Ron is an athletic mountain biker. He enjoys riding the dirt trails that cut through the Utah mountains. He can be an aggressive rider, taking on the tough turns of lift-served runs that take bikers to the top of the trails at several Utah resorts. Occasionally, he even enters a mountain bike race.
But last year's mountain bike season was different for Ron. He still made it around the twisting berms without a pause, still held his own on rock-strewn or rutted sections of trail, but in his mind, there was an unrecognized and unacknowledged loss of confidence.
He avoided the more difficult trails he once enjoyed. He spent less time biking the mountain. Instead of doing numerous runs or riding four or five hours, he might only take the lift to the top of the trail two or three times. He would usually call it a day after three hours. In the back of his mind, there was fear. He tried to ignore the fear, but it was there.
It was not until the trails were dusted with the first snows of winter that Ron realized the source of the problem.

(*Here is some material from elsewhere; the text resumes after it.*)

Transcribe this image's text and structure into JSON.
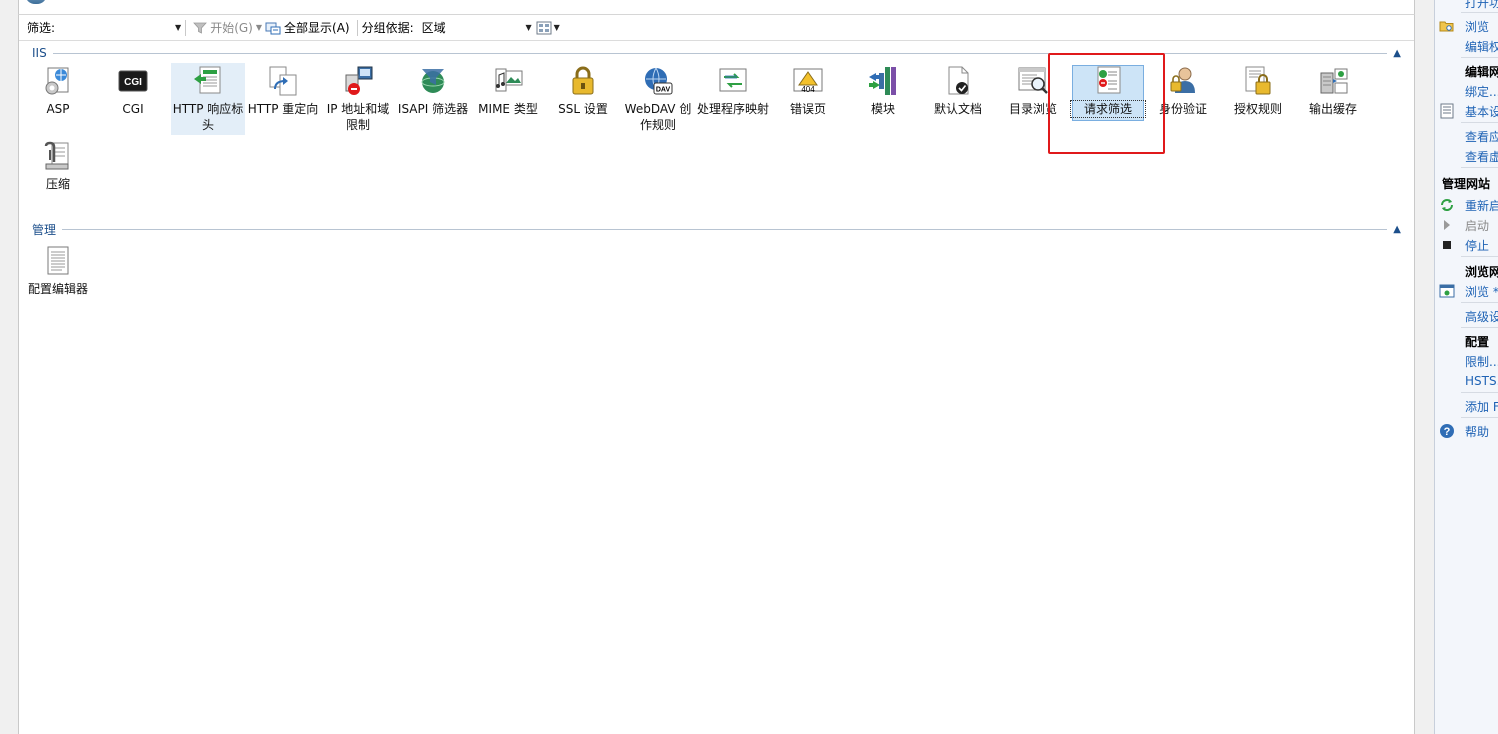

He had always trained religiously. Several times a week, he would go to the gym and lift weights. His program was specifically designed to train his muscles for the athletic demands of expert mountain biking. On days when he didn't hit the gym, he would often spend half an hour doing crunches and pushups at home. He jumped rope for 10-minute spans several times a week.
Ron skied often during the winter because skiing and mountain biking are good cross-training sports for each other. He also did something else that is important for every serious athlete, whether recreational like Ron, or elite. He kept a training diary. He had a fat little notebook in which he wrote down the details of every workout: the exercise, the sets and reps.
Ron referred to his workout diary often. He could compare his physical ability from one year to the next. He changed up his workout frequently so his body would never have the chance to adapt and lose fitness. Yes, if the body adapts to the same over-and-over again workout, fitness levels will decline.
So Ron examined his training diary and instantly saw what the dim fear he felt while mountain biking was trying to tell him: there were very few pages from the previous winter or spring. He had been skipping his training sessions. Instead of several times a week, his sessions had declined to several times a month. Ron was shocked.
He was still an expert rider. But he could have been seriously hurt had he gotten into a situation such as riding fast downhill and making a blind turn only to find a fallen tree blocking the trail. That's what his fear was trying to tell him: that if he came up against something unexpected, he might not be able to handle it.
That's a warning. Usually, that's what fear in the back of an athlete's mind is: a warning. The terrain is too dangerous for the athlete's skill level, or the athlete may not be physically prepared for the current level of activity.
If you are feeling semi-conscious fear instead of the usual pleasure of your favorite sport, pay attention. If fear is trying to tell you something, heeding the warning could keep you out of the emergency room, or save you from the down time of surgery.
Wina Sturgeon is the editor of the online magazine Adventure Sports Weekly, which offers the latest training, diet and athletic information.